In a culture where we view life as a #binary code—man/woman, gay/straight, black/white, etc. where does bisexuality or gender non-conformism fit? After reading a study done on bisexuality and its influence on the LGBT movement and the heterosexual culture, I began wondering how bisexuals (and even those who identify as #pansexual) see themselves in “the love triangle,” if you will.
Kristen Esterberg poses this series of questions in her 2011 study “Shaking up social categories is hard to do” surrounding bisexual romance:
“If we define bisexuality as simply behavior—sexual desire or activity with both men and women—then we miss something important. Is a lesbian who occasionally sleeps with men ‘really’ bisexual even if she continues to think of herself as a lesbian? Is a married man who occasionally fucks men really bisexual, even if he thinks of himself as straight? What about a gay man and a lesbian who have sex with each other on occasion? Is theirs simply queer sex? Bisexual sex? Straight sex?”

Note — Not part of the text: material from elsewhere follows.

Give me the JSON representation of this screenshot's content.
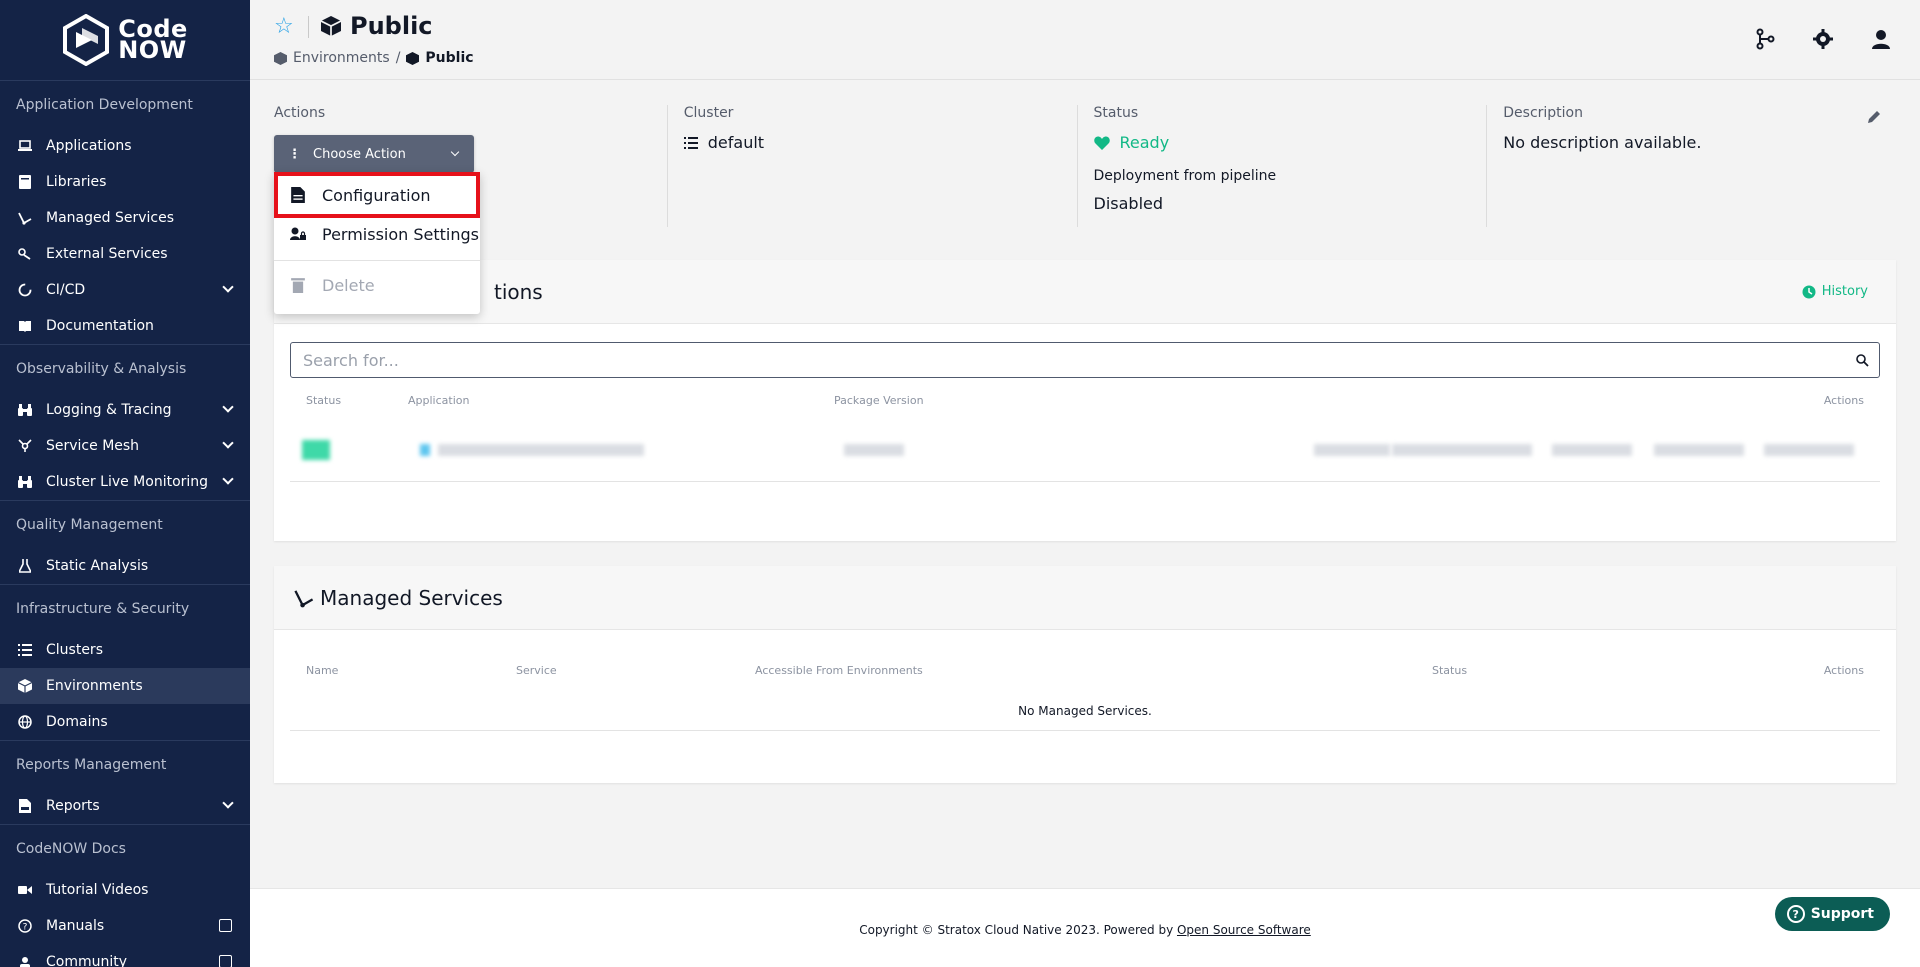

It seems the possibilities surrounding sexual desire or #identity are endless these days, but our culture has a hard time viewing sexuality as simply a behavior, rather than a biological desire. Some (both hetero and homo) believe that bisexuality and other gender non-conforming sexual behaviors or identities threaten the very fabric of the gay and lesbian movement, because it advocates sexual desire as a choice. Ever heard someone say it’s just the road to gay town? Others believe that it’s bringing our culture closer to free gender expression and away from a set of societal ideals that only limit our sexual desires and needs as human beings. And then there are those who think that we’re all, to some degree, bisexual in nature.
What do YOU think? Is our binary viewpoint distracting or promoting a non-conforming sexual identity? Do you even think our culture is as binary as experts suggest? And regardless of your sexual identity or practices, what’s your take on Esterberg’s questions?
Go for it in the comments section!